Web page and app entries
○ ○ ○ ○

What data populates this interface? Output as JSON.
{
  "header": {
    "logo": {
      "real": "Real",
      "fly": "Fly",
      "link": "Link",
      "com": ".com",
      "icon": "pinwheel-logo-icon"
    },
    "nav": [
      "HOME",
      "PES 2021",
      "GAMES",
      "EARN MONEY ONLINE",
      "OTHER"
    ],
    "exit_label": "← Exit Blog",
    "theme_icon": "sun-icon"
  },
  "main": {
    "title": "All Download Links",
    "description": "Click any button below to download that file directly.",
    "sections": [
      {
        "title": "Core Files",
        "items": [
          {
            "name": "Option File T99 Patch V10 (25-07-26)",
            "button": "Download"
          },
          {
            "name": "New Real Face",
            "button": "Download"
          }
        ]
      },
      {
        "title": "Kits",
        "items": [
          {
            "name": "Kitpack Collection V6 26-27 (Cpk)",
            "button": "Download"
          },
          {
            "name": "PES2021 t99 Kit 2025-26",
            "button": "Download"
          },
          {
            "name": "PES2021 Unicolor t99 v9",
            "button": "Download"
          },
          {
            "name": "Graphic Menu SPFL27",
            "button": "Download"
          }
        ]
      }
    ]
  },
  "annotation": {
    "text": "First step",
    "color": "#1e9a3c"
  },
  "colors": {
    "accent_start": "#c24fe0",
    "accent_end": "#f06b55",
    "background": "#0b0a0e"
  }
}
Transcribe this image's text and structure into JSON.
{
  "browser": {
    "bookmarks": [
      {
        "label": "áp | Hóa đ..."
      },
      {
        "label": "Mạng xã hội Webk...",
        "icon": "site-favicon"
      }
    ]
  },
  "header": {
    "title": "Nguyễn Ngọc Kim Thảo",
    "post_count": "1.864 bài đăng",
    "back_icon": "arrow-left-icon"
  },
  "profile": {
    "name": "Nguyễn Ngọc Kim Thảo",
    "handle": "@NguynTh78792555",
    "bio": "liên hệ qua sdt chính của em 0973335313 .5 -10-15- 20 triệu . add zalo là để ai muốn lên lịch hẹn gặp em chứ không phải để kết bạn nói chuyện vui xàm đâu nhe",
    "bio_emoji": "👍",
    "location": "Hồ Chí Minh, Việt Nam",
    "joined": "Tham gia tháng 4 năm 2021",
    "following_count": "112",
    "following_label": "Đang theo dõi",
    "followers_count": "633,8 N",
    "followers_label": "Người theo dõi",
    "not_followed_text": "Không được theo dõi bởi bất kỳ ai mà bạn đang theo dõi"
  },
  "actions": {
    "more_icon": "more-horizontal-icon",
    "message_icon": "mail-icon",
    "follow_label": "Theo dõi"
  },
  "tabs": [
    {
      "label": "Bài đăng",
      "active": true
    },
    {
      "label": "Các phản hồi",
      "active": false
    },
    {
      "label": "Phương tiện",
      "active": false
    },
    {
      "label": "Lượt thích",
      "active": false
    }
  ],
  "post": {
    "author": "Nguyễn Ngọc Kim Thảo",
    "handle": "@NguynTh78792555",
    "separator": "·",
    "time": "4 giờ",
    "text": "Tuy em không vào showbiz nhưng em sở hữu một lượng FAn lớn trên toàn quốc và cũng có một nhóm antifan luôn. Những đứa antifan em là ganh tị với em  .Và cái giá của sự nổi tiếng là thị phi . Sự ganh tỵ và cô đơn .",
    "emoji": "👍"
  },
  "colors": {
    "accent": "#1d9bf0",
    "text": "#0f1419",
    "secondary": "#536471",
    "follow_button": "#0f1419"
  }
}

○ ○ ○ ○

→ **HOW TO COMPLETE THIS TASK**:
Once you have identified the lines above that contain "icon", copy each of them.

→ **RESULT OF THIS EXERCISE**:
      "icon": "pinwheel-logo-icon"
    "theme_icon": "sun-icon"
        "icon": "site-favicon"
    "back_icon": "arrow-left-icon"
    "more_icon": "more-horizontal-icon",
    "message_icon": "mail-icon",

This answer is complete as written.